═════ PROVIDED INFORMATION

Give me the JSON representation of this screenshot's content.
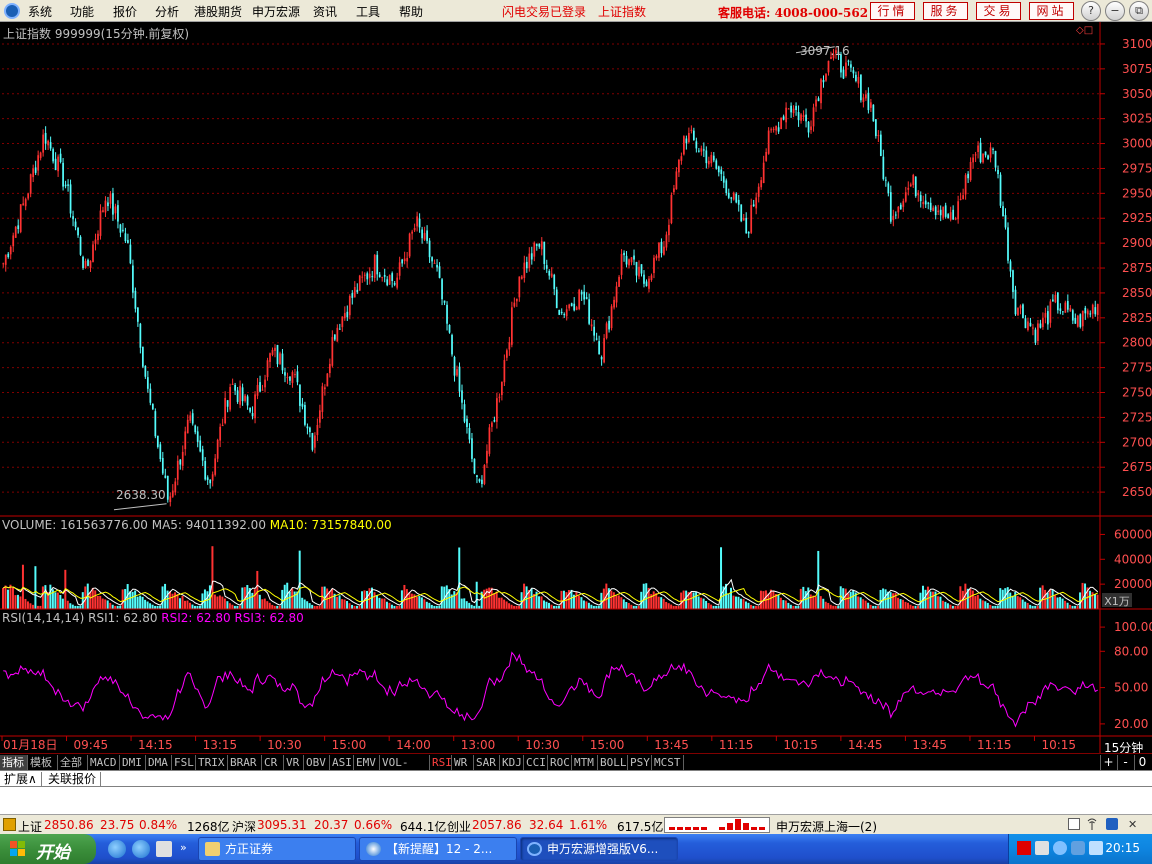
{
  "menubar": {
    "items": [
      "系统",
      "功能",
      "报价",
      "分析",
      "港股期货",
      "申万宏源",
      "资讯",
      "工具",
      "帮助"
    ],
    "status_login": "闪电交易已登录",
    "status_index": "上证指数",
    "hotline": "客服电话: 4008-000-562",
    "tabs": [
      "行情",
      "服务",
      "交易",
      "网站"
    ],
    "window_buttons": [
      "?",
      "−",
      "⧉",
      "✕"
    ]
  },
  "chart": {
    "title": "上证指数 999999(15分钟.前复权)",
    "high_label": "3097.16",
    "low_label": "2638.30",
    "price_ticks": [
      "3100",
      "3075",
      "3050",
      "3025",
      "3000",
      "2975",
      "2950",
      "2925",
      "2900",
      "2875",
      "2850",
      "2825",
      "2800",
      "2775",
      "2750",
      "2725",
      "2700",
      "2675",
      "2650"
    ],
    "volume_header": {
      "volume": "VOLUME: 161563776.00",
      "ma5": "MA5: 94011392.00",
      "ma10": "MA10: 73157840.00"
    },
    "volume_ticks": [
      "60000",
      "40000",
      "20000"
    ],
    "volume_unit": "X1万",
    "rsi_header": {
      "name": "RSI(14,14,14)",
      "rsi1": "RSI1: 62.80",
      "rsi2": "RSI2: 62.80",
      "rsi3": "RSI3: 62.80"
    },
    "rsi_ticks": [
      "100.00",
      "80.00",
      "50.00",
      "20.00"
    ],
    "time_labels": [
      "01月18日",
      "09:45",
      "14:15",
      "13:15",
      "10:30",
      "15:00",
      "14:00",
      "13:00",
      "10:30",
      "15:00",
      "13:45",
      "11:15",
      "10:15",
      "14:45",
      "13:45",
      "11:15",
      "10:15"
    ],
    "period": "15分钟",
    "colors": {
      "up": "#ff3232",
      "down": "#54fcfc",
      "ma5": "#ffff00",
      "rsi": "#ff00ff",
      "grid": "#800000"
    }
  },
  "chart_data": {
    "type": "candlestick",
    "title": "上证指数 999999(15分钟.前复权)",
    "price_range": [
      2625,
      3110
    ],
    "annotated_high": 3097.16,
    "annotated_low": 2638.3,
    "price_trace": [
      2880,
      2940,
      3010,
      2960,
      2870,
      2950,
      2900,
      2750,
      2640,
      2720,
      2660,
      2760,
      2730,
      2790,
      2770,
      2700,
      2810,
      2850,
      2880,
      2860,
      2920,
      2870,
      2760,
      2650,
      2750,
      2870,
      2900,
      2830,
      2850,
      2790,
      2890,
      2860,
      2900,
      3010,
      2990,
      2960,
      2910,
      3000,
      3040,
      3020,
      3090,
      3070,
      3040,
      2930,
      2960,
      2940,
      2920,
      2990,
      2990,
      2840,
      2810,
      2840,
      2820,
      2840
    ],
    "volume_range": [
      0,
      70000
    ],
    "volume_unit": "X1万",
    "volume_last": 161563776.0,
    "ma5_last": 94011392.0,
    "ma10_last": 73157840.0,
    "rsi_range": [
      10,
      110
    ],
    "rsi_last": {
      "RSI1": 62.8,
      "RSI2": 62.8,
      "RSI3": 62.8
    },
    "x_labels": [
      "01月18日",
      "09:45",
      "14:15",
      "13:15",
      "10:30",
      "15:00",
      "14:00",
      "13:00",
      "10:30",
      "15:00",
      "13:45",
      "11:15",
      "10:15",
      "14:45",
      "13:45",
      "11:15",
      "10:15"
    ]
  },
  "indicators": {
    "tabs": [
      "指标",
      "模板",
      "全部",
      "MACD",
      "DMI",
      "DMA",
      "FSL",
      "TRIX",
      "BRAR",
      "CR",
      "VR",
      "OBV",
      "ASI",
      "EMV",
      "VOL-TDX",
      "RSI",
      "WR",
      "SAR",
      "KDJ",
      "CCI",
      "ROC",
      "MTM",
      "BOLL",
      "PSY",
      "MCST"
    ],
    "active": "RSI",
    "controls": [
      "+",
      "-",
      "0"
    ]
  },
  "subtabs": [
    "扩展∧",
    "关联报价"
  ],
  "statusbar": {
    "sh_name": "上证",
    "sh_price": "2850.86",
    "sh_change": "23.75",
    "sh_pct": "0.84%",
    "sh_amount": "1268亿",
    "hs_name": "沪深",
    "hs_price": "3095.31",
    "hs_change": "20.37",
    "hs_pct": "0.66%",
    "hs_amount": "644.1亿",
    "cy_name": "创业",
    "cy_price": "2057.86",
    "cy_change": "32.64",
    "cy_pct": "1.61%",
    "cy_amount": "617.5亿",
    "broker": "申万宏源上海一(2)"
  },
  "taskbar": {
    "start": "开始",
    "windows": [
      "方正证券",
      "【新提醒】12 - 2...",
      "申万宏源增强版V6..."
    ],
    "clock": "20:15"
  }
}
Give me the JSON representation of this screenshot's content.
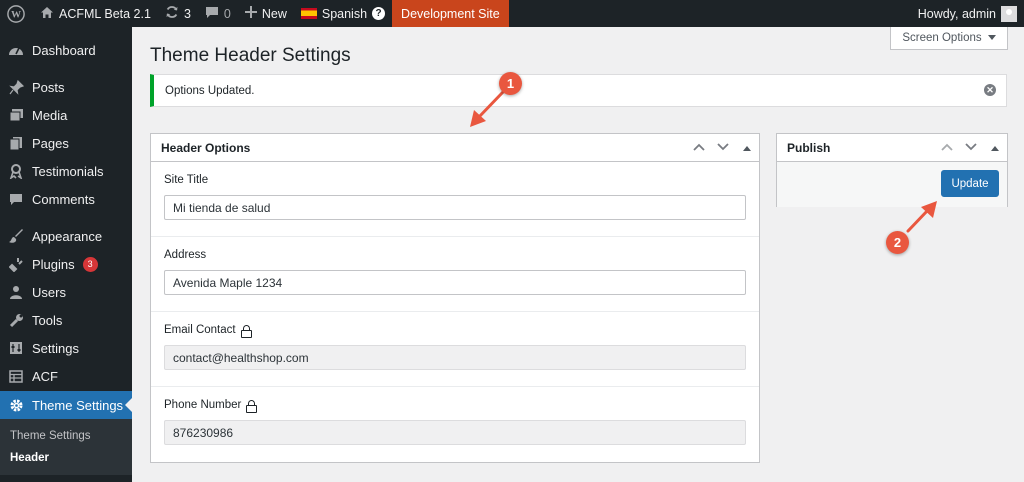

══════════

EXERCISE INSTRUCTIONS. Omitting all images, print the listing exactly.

RESPONSE TO THE EXERCISE.
Give me the JSON representation of this screenshot's content.
{
  "menubar": {
    "items": [
      "系统",
      "功能",
      "报价",
      "分析",
      "港股期货",
      "申万宏源",
      "资讯",
      "工具",
      "帮助"
    ],
    "status_login": "闪电交易已登录",
    "status_index": "上证指数",
    "hotline": "客服电话: 4008-000-562",
    "tabs": [
      "行情",
      "服务",
      "交易",
      "网站"
    ],
    "window_buttons": [
      "?",
      "−",
      "⧉",
      "✕"
    ]
  },
  "chart": {
    "title": "上证指数 999999(15分钟.前复权)",
    "high_label": "3097.16",
    "low_label": "2638.30",
    "price_ticks": [
      "3100",
      "3075",
      "3050",
      "3025",
      "3000",
      "2975",
      "2950",
      "2925",
      "2900",
      "2875",
      "2850",
      "2825",
      "2800",
      "2775",
      "2750",
      "2725",
      "2700",
      "2675",
      "2650"
    ],
    "volume_header": {
      "volume": "VOLUME: 161563776.00",
      "ma5": "MA5: 94011392.00",
      "ma10": "MA10: 73157840.00"
    },
    "volume_ticks": [
      "60000",
      "40000",
      "20000"
    ],
    "volume_unit": "X1万",
    "rsi_header": {
      "name": "RSI(14,14,14)",
      "rsi1": "RSI1: 62.80",
      "rsi2": "RSI2: 62.80",
      "rsi3": "RSI3: 62.80"
    },
    "rsi_ticks": [
      "100.00",
      "80.00",
      "50.00",
      "20.00"
    ],
    "time_labels": [
      "01月18日",
      "09:45",
      "14:15",
      "13:15",
      "10:30",
      "15:00",
      "14:00",
      "13:00",
      "10:30",
      "15:00",
      "13:45",
      "11:15",
      "10:15",
      "14:45",
      "13:45",
      "11:15",
      "10:15"
    ],
    "period": "15分钟",
    "colors": {
      "up": "#ff3232",
      "down": "#54fcfc",
      "ma5": "#ffff00",
      "rsi": "#ff00ff",
      "grid": "#800000"
    }
  },
  "chart_data": {
    "type": "candlestick",
    "title": "上证指数 999999(15分钟.前复权)",
    "price_range": [
      2625,
      3110
    ],
    "annotated_high": 3097.16,
    "annotated_low": 2638.3,
    "price_trace": [
      2880,
      2940,
      3010,
      2960,
      2870,
      2950,
      2900,
      2750,
      2640,
      2720,
      2660,
      2760,
      2730,
      2790,
      2770,
      2700,
      2810,
      2850,
      2880,
      2860,
      2920,
      2870,
      2760,
      2650,
      2750,
      2870,
      2900,
      2830,
      2850,
      2790,
      2890,
      2860,
      2900,
      3010,
      2990,
      2960,
      2910,
      3000,
      3040,
      3020,
      3090,
      3070,
      3040,
      2930,
      2960,
      2940,
      2920,
      2990,
      2990,
      2840,
      2810,
      2840,
      2820,
      2840
    ],
    "volume_range": [
      0,
      70000
    ],
    "volume_unit": "X1万",
    "volume_last": 161563776.0,
    "ma5_last": 94011392.0,
    "ma10_last": 73157840.0,
    "rsi_range": [
      10,
      110
    ],
    "rsi_last": {
      "RSI1": 62.8,
      "RSI2": 62.8,
      "RSI3": 62.8
    },
    "x_labels": [
      "01月18日",
      "09:45",
      "14:15",
      "13:15",
      "10:30",
      "15:00",
      "14:00",
      "13:00",
      "10:30",
      "15:00",
      "13:45",
      "11:15",
      "10:15",
      "14:45",
      "13:45",
      "11:15",
      "10:15"
    ]
  },
  "indicators": {
    "tabs": [
      "指标",
      "模板",
      "全部",
      "MACD",
      "DMI",
      "DMA",
      "FSL",
      "TRIX",
      "BRAR",
      "CR",
      "VR",
      "OBV",
      "ASI",
      "EMV",
      "VOL-TDX",
      "RSI",
      "WR",
      "SAR",
      "KDJ",
      "CCI",
      "ROC",
      "MTM",
      "BOLL",
      "PSY",
      "MCST"
    ],
    "active": "RSI",
    "controls": [
      "+",
      "-",
      "0"
    ]
  },
  "subtabs": [
    "扩展∧",
    "关联报价"
  ],
  "statusbar": {
    "sh_name": "上证",
    "sh_price": "2850.86",
    "sh_change": "23.75",
    "sh_pct": "0.84%",
    "sh_amount": "1268亿",
    "hs_name": "沪深",
    "hs_price": "3095.31",
    "hs_change": "20.37",
    "hs_pct": "0.66%",
    "hs_amount": "644.1亿",
    "cy_name": "创业",
    "cy_price": "2057.86",
    "cy_change": "32.64",
    "cy_pct": "1.61%",
    "cy_amount": "617.5亿",
    "broker": "申万宏源上海一(2)"
  },
  "taskbar": {
    "start": "开始",
    "windows": [
      "方正证券",
      "【新提醒】12 - 2...",
      "申万宏源增强版V6..."
    ],
    "clock": "20:15"
  }
}
Give me the JSON representation of this screenshot's content.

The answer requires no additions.